Fayetteville Street represents Raleigh's best effort to fashion itself into a "real city," to lift its sagging downtown and create something people will appreciate.
But the citywide consensus calls for something more than ripping up the old pedestrian mall, and those with a stake in the results say it will take some complicated chemistry.
"I don't think it's any one thing," said Liz Masnik, who owns The Borough bar and restaurant three blocks from Fayetteville Street. "A supermarket is vital. People need little clothing shops, little affordable tchochke shops.
"You walk through the streets of Brooklyn and Queens, you see all kinds of things that people need to live their lives. You see fruit stands. You see restaurants. You see businesses."
Mayor Charles Meeker dreams of sidewalk cafes, music floating out of storefronts, shoppers on the wide sidewalks.
Developer Greg Hatem is building a boutique hotel with a glass elevator on the side.
Everyone craves a downtown movie theater, and if the deal comes together, Raleigh will have one inside a new office/condominium tower at downtown's south end.

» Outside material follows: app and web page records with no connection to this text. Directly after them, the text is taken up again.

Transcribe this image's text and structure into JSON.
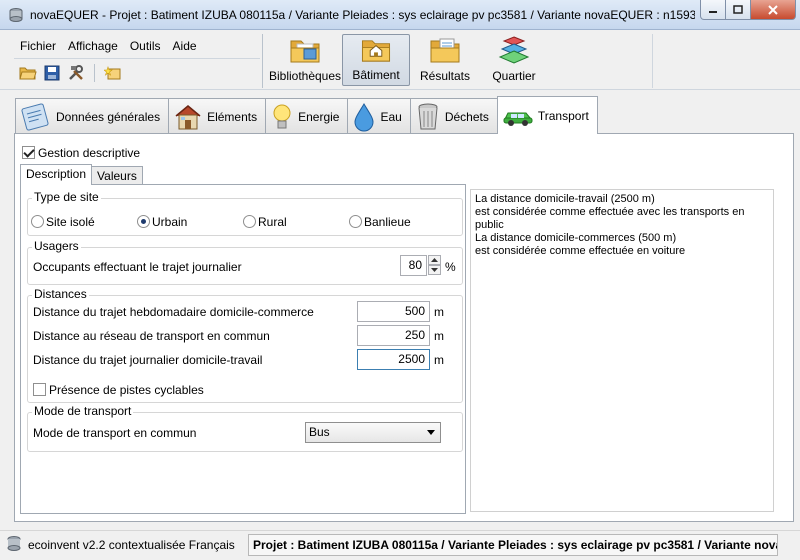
{
  "window": {
    "title": "novaEQUER -  Projet : Batiment IZUBA 080115a / Variante Pleiades : sys eclairage pv pc3581 / Variante novaEQUER : n1593"
  },
  "menu": [
    "Fichier",
    "Affichage",
    "Outils",
    "Aide"
  ],
  "toolbar_icons": [
    "open-folder-icon",
    "save-icon",
    "tools-icon",
    "new-item-icon"
  ],
  "nav": [
    {
      "label": "Bibliothèques",
      "icon": "library-folder-icon",
      "active": false
    },
    {
      "label": "Bâtiment",
      "icon": "building-folder-icon",
      "active": true
    },
    {
      "label": "Résultats",
      "icon": "results-folder-icon",
      "active": false
    },
    {
      "label": "Quartier",
      "icon": "district-layers-icon",
      "active": false
    }
  ],
  "tabs": [
    {
      "label": "Données générales",
      "icon": "general-data-icon"
    },
    {
      "label": "Eléments",
      "icon": "house-icon"
    },
    {
      "label": "Energie",
      "icon": "lightbulb-icon"
    },
    {
      "label": "Eau",
      "icon": "water-drop-icon"
    },
    {
      "label": "Déchets",
      "icon": "trash-bin-icon"
    },
    {
      "label": "Transport",
      "icon": "car-icon"
    }
  ],
  "active_tab": "Transport",
  "gestion_descriptive": {
    "label": "Gestion descriptive",
    "checked": true
  },
  "subtabs": [
    "Description",
    "Valeurs"
  ],
  "type_site": {
    "title": "Type de site",
    "options": [
      "Site isolé",
      "Urbain",
      "Rural",
      "Banlieue"
    ],
    "selected": "Urbain"
  },
  "usagers": {
    "title": "Usagers",
    "label": "Occupants effectuant le trajet journalier",
    "value": "80",
    "unit": "%"
  },
  "distances": {
    "title": "Distances",
    "rows": [
      {
        "label": "Distance du trajet hebdomadaire domicile-commerce",
        "value": "500",
        "unit": "m"
      },
      {
        "label": "Distance au réseau de transport en commun",
        "value": "250",
        "unit": "m"
      },
      {
        "label": "Distance du trajet journalier domicile-travail",
        "value": "2500",
        "unit": "m"
      }
    ],
    "pistes": {
      "label": "Présence de pistes cyclables",
      "checked": false
    }
  },
  "mode_transport": {
    "title": "Mode de transport",
    "label": "Mode de transport en commun",
    "value": "Bus"
  },
  "info": [
    "La distance domicile-travail (2500 m)",
    "est considérée comme effectuée avec les transports en",
    "public",
    "La distance domicile-commerces (500 m)",
    "est considérée comme effectuée en voiture"
  ],
  "status": {
    "left": "ecoinvent v2.2 contextualisée Français",
    "right": "Projet : Batiment IZUBA 080115a / Variante Pleiades : sys eclairage pv pc3581 / Variante novaEQUER :"
  }
}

There's already a new Cajun restaurant going up on Fayetteville Street, a revived Yancy's for jambalaya and jazz, and a white-tablecloth restaurant propped up by $1 million in city perks.
Most of Fayetteville Street's eye-catching architecture vanished decades ago, replaced by parking garages and hulking beige banks.
Even if the storefronts come back, the canopies and shingles that hung over downtown in the 1920s will not return. There's just not as much storefront space.
But with the old convention center gone, Fayetteville Street offers an uncluttered view for the first time since the early 1970s.
Sit on the steps of the Capitol, and you can see clear to the columns of Memorial Auditorium.
For the south end of the street, a celebrated Spanish sculptor is working on an art installation that is wilder than anything Raleigh offers now -- and his plans for electric lights and falling water are moving ahead with the help of some practical tweaks.
For many fiscal conservatives, downtown Raleigh needs less of ordinary people's money.
It took $215 million in hotel and meals taxes to get its new convention center going. An additional $20 million is going tor the adjoining Marriott hotel; its initial design met with widespread scorn.
But the City Council is increasingly courted to sign off on new hotel and office tower deals, none of which want a subsidy.
The Site One building, where the movie theater is hoped for, is slated to go up on spec -- without an anchor tenant.
For some, such as Masnik, that's a sign: People with far more money and business experience are starting to sink their fortunes into Fayetteville Street, so there must be some wisdom behind it.
The real sign downtown is working, Meeker said, will come when the storefronts are full not only on Fayetteville Street, but around the corners to Wilmington and Salisbury streets, too.
The city can offer loans up to $50,000 to get those started, as it did for The Big Easy restaurant on Fayetteville Street's 200 block.
At Father & Sons Antiques around the Hargett Street block from "North Carolina's New Main Street," Kirk Adam watches all the progress through a kitschy, oddball eye.
"I want to see people selling imitation Vera Bradley and Louis Vuitton handbags," said Adam, a painter who hawks curiosities as a sideline. "Then I'll feel like we have a city. Oh, and a falafel wagon."
Staff writer Josh Shaffer can be reached at 829-4818 or email@example.com.